▶ _Your objective_
Looking through the data, please report how many lines contain the string "pages", giving nothing but the number.

Records from a collection:
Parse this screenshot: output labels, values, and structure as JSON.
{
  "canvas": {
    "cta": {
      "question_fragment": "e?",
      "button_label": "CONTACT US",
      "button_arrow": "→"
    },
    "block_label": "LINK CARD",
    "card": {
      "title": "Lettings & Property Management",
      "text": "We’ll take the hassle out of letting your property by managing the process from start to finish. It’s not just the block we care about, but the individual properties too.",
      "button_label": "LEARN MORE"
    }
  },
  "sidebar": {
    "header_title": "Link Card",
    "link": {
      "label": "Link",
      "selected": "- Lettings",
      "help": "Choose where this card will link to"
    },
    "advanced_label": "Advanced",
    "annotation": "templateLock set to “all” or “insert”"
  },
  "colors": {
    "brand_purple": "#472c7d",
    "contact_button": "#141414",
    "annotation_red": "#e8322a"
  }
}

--

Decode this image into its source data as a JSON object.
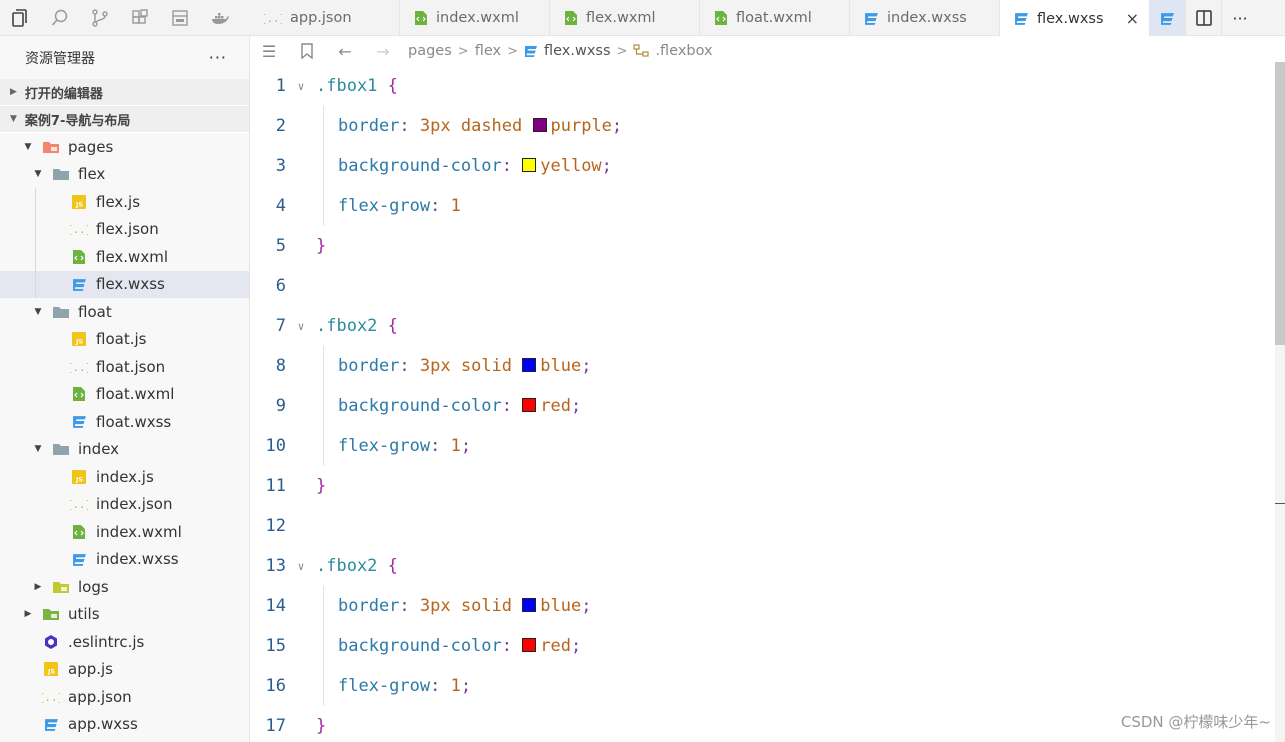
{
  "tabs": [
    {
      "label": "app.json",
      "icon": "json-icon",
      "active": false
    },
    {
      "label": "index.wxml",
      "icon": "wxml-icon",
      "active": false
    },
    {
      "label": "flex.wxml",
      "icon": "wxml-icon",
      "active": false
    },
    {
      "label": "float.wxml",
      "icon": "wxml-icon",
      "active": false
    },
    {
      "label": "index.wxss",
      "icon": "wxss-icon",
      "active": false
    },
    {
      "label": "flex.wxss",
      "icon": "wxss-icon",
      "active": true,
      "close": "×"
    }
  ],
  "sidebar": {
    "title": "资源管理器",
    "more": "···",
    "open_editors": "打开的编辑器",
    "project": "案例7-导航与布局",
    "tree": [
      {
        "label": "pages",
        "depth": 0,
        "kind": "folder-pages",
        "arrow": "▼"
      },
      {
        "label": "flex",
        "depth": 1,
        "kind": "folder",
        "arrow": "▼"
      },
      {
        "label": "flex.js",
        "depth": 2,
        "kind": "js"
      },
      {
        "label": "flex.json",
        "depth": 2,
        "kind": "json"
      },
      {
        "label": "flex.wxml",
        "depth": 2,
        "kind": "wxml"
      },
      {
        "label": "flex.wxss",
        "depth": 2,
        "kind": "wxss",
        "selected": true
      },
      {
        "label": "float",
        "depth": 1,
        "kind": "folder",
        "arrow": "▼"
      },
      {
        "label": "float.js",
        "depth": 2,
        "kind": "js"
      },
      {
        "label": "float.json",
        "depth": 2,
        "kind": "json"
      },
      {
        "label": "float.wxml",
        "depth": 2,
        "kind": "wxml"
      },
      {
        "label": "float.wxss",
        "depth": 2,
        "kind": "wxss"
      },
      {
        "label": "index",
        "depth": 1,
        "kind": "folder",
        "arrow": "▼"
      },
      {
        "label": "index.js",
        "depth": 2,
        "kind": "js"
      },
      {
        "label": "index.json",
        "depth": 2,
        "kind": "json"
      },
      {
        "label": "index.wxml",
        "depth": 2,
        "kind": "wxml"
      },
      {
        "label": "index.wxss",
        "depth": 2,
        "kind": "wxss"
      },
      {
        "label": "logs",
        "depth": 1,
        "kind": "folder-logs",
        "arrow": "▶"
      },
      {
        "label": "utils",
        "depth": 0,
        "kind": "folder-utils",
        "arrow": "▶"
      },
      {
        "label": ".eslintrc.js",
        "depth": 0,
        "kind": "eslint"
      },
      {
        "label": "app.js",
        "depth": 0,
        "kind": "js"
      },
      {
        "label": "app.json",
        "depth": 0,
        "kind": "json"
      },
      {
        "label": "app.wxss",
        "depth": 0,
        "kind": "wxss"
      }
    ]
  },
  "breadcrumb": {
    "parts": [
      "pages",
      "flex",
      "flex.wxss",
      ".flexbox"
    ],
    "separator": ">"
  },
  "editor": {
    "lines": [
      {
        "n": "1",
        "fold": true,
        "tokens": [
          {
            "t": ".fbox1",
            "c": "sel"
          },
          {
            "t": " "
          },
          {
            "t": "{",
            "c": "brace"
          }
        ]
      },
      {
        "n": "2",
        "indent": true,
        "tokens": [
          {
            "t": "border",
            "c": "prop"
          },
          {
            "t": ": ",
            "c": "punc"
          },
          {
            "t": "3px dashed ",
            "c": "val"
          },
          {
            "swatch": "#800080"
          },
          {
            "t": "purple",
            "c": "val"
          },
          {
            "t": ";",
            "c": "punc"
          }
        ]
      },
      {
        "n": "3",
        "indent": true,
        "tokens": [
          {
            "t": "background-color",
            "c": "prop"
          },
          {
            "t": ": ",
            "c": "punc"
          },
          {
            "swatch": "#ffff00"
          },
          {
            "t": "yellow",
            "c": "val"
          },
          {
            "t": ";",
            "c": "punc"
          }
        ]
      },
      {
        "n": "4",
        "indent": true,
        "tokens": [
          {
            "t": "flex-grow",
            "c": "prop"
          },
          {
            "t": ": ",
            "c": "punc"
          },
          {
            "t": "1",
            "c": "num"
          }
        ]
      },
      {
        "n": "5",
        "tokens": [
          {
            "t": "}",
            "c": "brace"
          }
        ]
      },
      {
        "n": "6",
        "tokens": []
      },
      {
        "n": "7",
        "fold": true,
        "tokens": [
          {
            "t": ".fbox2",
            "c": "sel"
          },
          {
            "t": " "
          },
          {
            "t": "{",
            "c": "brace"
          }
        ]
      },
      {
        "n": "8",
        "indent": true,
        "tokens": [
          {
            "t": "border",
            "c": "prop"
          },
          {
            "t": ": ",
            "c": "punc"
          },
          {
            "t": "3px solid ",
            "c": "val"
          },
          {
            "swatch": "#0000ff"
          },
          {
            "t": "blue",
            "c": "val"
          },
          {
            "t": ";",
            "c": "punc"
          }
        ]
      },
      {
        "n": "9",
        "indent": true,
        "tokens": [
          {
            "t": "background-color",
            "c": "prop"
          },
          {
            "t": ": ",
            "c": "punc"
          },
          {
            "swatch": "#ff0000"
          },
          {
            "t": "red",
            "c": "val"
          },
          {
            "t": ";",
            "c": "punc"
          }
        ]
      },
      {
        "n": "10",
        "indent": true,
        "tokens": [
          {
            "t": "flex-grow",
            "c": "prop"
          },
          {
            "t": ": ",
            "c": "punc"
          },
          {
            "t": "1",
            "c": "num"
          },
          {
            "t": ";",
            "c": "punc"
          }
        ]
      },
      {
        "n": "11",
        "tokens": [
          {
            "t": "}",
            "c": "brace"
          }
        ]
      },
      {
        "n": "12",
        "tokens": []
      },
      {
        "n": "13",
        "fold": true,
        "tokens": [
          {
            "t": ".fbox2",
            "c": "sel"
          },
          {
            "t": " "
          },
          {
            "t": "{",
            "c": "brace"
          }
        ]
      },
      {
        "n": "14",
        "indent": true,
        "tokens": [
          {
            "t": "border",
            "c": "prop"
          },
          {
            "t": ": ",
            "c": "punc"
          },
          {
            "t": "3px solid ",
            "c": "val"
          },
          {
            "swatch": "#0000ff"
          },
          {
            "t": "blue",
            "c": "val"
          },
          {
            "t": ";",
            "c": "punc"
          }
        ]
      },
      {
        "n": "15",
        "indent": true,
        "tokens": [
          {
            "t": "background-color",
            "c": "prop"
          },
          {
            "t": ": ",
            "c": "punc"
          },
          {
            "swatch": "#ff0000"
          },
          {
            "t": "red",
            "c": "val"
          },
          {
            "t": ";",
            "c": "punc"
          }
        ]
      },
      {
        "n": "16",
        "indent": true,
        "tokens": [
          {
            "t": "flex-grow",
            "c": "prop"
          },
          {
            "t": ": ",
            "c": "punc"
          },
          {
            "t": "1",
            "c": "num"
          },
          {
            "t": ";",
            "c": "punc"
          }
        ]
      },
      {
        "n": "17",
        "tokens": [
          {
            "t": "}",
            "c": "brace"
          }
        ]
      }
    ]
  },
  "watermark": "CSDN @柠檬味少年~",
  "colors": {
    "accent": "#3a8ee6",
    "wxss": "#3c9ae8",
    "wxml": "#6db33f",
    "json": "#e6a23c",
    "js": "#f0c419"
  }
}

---

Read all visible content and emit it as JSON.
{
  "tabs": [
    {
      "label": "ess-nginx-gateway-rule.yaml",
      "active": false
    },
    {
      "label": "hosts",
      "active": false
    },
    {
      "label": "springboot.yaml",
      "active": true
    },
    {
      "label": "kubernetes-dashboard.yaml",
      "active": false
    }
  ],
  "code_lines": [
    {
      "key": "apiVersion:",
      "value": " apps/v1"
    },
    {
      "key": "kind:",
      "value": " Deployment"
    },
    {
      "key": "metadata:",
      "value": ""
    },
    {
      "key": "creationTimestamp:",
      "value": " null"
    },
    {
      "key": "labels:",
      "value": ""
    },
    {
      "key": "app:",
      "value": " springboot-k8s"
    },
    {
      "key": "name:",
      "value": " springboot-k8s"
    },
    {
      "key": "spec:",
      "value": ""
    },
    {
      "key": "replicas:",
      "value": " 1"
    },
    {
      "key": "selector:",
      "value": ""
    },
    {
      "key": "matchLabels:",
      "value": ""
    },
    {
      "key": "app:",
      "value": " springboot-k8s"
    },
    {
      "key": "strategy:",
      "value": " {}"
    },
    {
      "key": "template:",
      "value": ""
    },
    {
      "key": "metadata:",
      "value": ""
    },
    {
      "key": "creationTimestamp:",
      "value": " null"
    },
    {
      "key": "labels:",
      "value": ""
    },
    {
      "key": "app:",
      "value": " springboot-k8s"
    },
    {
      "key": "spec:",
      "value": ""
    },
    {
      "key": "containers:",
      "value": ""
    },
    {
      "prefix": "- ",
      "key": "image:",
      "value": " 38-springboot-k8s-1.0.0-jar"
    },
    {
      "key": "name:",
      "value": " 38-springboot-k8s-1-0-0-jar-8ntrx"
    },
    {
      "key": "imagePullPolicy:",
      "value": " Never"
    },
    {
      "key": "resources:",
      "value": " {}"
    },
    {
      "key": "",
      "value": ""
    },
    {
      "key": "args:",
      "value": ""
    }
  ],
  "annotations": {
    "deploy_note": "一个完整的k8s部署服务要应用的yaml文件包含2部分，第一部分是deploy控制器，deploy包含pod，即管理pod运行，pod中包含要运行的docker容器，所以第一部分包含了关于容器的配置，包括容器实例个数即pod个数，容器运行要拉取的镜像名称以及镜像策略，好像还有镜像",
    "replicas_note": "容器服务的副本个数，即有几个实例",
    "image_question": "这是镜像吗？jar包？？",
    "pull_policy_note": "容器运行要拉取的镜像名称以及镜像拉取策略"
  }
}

▶ _Output of the task_
3